A new series with Melanie Ward
The River Erne is the second longest river in Ulster. Rising 214 feet above sea level in Lough Gowna on the Cavan Longford border, it flows through Counties Cavan, Fermanagh and Donegal before reaching the Atlantic at Ballyshannon. In Fermanagh the Erne broadens out into two lake systems – Upper Lough Erne and Lower Lough Erne. Curiously, on a map you will find Lower Lough Erne above Upper Lough Erne. This is because the Erne’s highest point is at its source and not the sea.
Essentially a series of lake systems studded with islands, the Erne was a major waterway for thousands of years. It provided a route from the Atlantic to inland Ireland, a border between the ancient kingdoms of Connaught and Ulster, and a gateway to the pilgrimage site of Lough Derg.
It’s waters brought the first Neolithic peoples to settle on its banks, carried Christian missionaries to preach the gospel along its shores – and later Viking invaders to raid and plunder its monasteries and villages.

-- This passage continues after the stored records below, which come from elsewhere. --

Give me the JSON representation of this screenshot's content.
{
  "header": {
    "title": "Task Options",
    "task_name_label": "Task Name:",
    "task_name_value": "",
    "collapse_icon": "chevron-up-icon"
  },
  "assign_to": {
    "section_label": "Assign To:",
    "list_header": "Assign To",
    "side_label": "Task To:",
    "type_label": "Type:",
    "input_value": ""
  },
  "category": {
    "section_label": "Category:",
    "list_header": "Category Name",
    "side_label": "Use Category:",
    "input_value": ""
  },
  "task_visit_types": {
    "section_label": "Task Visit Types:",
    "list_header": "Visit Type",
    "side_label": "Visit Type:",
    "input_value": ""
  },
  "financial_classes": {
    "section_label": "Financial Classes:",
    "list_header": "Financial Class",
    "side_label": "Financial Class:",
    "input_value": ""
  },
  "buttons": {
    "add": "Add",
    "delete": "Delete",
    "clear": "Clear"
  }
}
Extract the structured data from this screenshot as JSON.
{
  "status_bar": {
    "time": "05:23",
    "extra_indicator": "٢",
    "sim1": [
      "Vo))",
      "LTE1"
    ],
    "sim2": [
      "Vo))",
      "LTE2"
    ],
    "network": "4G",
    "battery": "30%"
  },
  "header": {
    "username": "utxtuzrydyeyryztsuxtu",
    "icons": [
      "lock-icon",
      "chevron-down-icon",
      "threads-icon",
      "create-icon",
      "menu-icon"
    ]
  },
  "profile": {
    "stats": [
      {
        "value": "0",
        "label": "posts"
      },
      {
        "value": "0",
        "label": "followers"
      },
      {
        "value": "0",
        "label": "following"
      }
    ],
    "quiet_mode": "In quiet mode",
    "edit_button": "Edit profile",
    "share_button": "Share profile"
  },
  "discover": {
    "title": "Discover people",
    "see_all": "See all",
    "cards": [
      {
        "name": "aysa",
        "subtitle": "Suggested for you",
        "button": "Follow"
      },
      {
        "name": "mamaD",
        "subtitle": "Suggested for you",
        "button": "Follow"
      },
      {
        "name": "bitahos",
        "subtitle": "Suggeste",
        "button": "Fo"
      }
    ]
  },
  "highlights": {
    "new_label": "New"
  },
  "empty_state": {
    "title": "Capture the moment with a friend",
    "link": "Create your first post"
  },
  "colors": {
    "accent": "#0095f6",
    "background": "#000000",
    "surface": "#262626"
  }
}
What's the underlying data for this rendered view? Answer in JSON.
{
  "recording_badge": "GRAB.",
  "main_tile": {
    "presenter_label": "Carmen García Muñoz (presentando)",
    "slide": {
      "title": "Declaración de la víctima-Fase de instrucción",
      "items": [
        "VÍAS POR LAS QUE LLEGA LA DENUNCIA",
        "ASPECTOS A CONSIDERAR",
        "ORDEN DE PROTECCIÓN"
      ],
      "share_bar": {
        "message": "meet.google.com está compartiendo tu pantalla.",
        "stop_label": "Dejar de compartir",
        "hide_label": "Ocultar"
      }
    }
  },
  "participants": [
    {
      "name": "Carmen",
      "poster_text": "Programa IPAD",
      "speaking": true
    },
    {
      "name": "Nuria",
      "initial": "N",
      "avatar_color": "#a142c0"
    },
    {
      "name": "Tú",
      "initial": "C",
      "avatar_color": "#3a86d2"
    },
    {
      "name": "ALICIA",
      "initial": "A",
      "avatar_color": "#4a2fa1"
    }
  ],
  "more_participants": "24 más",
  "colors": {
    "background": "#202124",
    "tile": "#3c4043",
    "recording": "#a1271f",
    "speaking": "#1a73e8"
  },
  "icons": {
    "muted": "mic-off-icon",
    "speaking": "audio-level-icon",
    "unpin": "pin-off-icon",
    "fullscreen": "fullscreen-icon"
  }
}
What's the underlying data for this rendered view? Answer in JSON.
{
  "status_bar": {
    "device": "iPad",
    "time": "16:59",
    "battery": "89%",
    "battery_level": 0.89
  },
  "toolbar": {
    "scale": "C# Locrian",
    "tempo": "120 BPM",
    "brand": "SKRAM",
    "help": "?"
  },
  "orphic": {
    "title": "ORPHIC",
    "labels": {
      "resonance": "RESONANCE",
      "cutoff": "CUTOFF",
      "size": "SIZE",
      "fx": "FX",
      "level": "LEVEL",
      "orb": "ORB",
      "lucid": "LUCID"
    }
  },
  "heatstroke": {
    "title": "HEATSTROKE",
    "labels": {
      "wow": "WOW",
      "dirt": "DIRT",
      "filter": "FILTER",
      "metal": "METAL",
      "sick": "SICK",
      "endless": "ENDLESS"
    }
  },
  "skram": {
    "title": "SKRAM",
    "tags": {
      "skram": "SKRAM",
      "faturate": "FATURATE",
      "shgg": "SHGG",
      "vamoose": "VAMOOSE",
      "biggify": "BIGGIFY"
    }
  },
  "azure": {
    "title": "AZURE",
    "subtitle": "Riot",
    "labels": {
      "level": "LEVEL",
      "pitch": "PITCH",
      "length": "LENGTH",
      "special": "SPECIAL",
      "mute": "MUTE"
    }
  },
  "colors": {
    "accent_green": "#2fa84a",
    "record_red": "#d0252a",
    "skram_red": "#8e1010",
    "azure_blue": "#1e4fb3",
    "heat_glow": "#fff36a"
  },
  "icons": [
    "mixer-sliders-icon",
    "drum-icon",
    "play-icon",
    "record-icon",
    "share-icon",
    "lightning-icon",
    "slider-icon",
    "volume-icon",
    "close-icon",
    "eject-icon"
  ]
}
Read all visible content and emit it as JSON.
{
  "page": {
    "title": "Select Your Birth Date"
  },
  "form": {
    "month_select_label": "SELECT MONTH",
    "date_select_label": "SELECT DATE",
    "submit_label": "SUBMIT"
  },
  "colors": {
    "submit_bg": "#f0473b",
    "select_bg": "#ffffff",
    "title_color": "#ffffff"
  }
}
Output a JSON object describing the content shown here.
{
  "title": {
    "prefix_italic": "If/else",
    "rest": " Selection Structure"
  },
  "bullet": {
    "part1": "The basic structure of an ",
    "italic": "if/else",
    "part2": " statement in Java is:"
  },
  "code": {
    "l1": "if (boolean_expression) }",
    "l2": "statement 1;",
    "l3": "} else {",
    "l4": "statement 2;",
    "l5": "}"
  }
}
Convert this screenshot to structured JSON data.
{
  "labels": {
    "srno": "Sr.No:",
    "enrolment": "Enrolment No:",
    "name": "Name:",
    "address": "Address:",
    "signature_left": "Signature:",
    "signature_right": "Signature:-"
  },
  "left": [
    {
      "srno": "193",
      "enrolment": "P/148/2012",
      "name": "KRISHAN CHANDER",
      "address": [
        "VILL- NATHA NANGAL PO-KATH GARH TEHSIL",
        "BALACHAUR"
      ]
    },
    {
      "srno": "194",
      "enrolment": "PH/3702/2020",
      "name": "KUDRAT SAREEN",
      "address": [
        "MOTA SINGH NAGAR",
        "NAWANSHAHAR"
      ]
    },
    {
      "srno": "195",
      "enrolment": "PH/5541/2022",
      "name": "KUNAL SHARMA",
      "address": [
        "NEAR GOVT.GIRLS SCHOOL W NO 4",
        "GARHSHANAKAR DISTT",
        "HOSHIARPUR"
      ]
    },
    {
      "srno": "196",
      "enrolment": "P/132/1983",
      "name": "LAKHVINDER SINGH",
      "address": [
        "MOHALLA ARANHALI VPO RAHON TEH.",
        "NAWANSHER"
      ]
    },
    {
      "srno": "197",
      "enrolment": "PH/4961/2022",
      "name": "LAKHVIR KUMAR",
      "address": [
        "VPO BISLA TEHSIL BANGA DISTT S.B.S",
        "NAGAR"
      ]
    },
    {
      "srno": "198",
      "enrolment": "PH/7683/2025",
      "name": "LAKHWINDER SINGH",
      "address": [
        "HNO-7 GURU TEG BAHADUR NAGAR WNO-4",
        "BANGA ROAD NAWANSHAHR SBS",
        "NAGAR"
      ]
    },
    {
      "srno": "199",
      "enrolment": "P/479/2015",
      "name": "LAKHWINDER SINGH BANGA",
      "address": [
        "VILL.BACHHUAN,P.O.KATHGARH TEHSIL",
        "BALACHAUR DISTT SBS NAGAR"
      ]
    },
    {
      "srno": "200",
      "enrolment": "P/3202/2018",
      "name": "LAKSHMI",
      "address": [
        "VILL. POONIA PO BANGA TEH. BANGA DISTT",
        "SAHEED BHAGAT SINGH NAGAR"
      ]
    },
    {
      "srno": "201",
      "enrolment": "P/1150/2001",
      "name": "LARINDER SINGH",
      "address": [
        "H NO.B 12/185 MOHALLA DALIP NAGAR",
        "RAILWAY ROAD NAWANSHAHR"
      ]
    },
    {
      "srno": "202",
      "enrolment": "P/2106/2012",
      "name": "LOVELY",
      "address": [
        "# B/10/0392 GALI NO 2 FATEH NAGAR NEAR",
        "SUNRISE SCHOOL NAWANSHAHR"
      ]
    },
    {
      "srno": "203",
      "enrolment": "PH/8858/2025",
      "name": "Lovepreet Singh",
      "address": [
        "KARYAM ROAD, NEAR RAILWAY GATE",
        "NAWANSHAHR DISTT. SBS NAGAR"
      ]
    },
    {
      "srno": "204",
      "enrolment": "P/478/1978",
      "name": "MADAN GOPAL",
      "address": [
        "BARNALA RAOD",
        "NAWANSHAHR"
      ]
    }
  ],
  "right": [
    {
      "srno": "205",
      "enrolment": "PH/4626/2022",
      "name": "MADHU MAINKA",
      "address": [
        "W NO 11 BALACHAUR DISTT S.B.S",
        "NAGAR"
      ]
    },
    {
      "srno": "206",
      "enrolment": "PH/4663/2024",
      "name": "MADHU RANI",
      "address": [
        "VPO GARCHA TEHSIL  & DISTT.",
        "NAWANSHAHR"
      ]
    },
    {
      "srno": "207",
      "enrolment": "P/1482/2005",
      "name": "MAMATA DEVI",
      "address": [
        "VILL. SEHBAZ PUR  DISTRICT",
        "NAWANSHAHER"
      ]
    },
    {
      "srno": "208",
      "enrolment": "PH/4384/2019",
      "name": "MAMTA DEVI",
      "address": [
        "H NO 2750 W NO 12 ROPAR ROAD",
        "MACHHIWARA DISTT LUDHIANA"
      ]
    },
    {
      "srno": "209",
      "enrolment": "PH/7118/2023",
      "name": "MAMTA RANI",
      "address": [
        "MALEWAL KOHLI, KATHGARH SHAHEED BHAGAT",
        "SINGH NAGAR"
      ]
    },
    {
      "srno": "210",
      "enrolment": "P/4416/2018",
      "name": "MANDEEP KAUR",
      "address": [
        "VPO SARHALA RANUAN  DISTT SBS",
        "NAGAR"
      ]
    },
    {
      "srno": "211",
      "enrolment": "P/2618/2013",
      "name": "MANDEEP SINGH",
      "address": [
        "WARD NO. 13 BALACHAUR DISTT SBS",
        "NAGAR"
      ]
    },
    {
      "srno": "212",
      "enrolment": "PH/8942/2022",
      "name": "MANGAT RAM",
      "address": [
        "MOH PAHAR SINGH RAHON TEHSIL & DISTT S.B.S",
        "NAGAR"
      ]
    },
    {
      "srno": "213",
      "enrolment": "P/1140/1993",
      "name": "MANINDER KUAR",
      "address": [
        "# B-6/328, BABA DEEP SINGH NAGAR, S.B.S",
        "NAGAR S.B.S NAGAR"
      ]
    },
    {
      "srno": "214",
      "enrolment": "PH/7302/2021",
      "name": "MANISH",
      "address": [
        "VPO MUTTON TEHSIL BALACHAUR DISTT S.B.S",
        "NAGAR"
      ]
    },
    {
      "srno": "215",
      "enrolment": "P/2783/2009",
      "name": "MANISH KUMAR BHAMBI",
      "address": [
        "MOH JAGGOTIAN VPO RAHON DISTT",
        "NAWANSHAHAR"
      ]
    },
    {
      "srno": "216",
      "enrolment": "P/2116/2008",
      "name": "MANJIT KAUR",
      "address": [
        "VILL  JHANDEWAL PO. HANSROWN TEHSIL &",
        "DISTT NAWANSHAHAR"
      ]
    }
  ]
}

Michael O’Clery, one of the Four Masters of the Annals of Ulster, wrote the Book of the Invasions (Leabhar Gabhála) at Lisgoole, on the shores of Lough Erne in 1631. The book details the earliest legends of the origins of Lough Erne. Describing the seven colonisations of Ireland, O’Clery goes on to record a number of floods of biblical proportions, after which Lough Neagh and Lough Erne ‘burst forth’.
The Annals of the Four Masters describes “a battle against the Ernai, a sept of the Fir Bolgs, on the plain where the Erne now is. After the battle was gained from them, the lake flowed over them, so that it is from them that the lake is named, that is, a lake over the Ernai.”
Another legend recounts the story of Ierne, lady in waiting to Queen Maeve of Connaught, who was drowned in the Lough while trying to escape from a warrior called Olcai. Another version of this legend, recorded in the Dindshenchas (Lore of Places), states that Erne was a priestess of the goddess Meabh, who lived with a company of women at Rath Cruaghan.
Erne was charged with preserving Meabhs treasures – a comb and a casket – and her memory. One day a fearsome warrior called Olcai arrived and the women fled from him into Lough Erne, where it is said they still live, in an underwater palace.
Yet another account claims that the Erne was named after a daughter of Manannan MacLir, the ancient Irish Sea god.
In the nineteenth century, the antiquarian William Wakeman recorded another legend relating to the origin of the Erne. In it, a spring well was covered with a locked door and enclosed by a strong wall. A woman went to the well one day to collect water, but on hearing her child cry dashed away from the well, forgetting to lock the door. The well overflowed, drowning everything it’s way before reaching the sea at Ballyshannon.
In 1850, Reverend Henry Newman told a similar story
“Before the Erne valley was flooded, there were villages and a high rock (the Eagle or Erne rock)….and a fairy spring which never changed it’s temperature or its depth. People understood that the rising suns beams must never touch the water.
A young girl and her lover came in there in the early morning, and he rolled the stone for her from the mouth of the well, and dropped her pitcher in the current. They left the spring and climbed up the cliffs – and saw the waters boiling up on the spring, flooding the hollow below; the Eagle or Erne rock rose above the water as an island, and gave the lake its name.”
The legends of the Erne that concern flooding may contain a grain of truth. Historian Mary Rogers described the Erne as “a corridor valley of the Ice Age, lake strewn and drumlin covered”. During the Ice Age snow was highest in south Fermanagh and when the glaciers melted a deluge followed, leaving in its wake rivers, lakes and the submerged drumlins that we now know as the islands of the Erne.
The Erne is said to have an island for each day of the year. Inhabited from earliest times, the islands have been home to saints, scholars and warriors – and even the occasional ghost. They have witnessed history from it’s recorded beginnings and beyond, in times of peace and war.
In the following weeks we shall be exploring further the Islands of the Erne.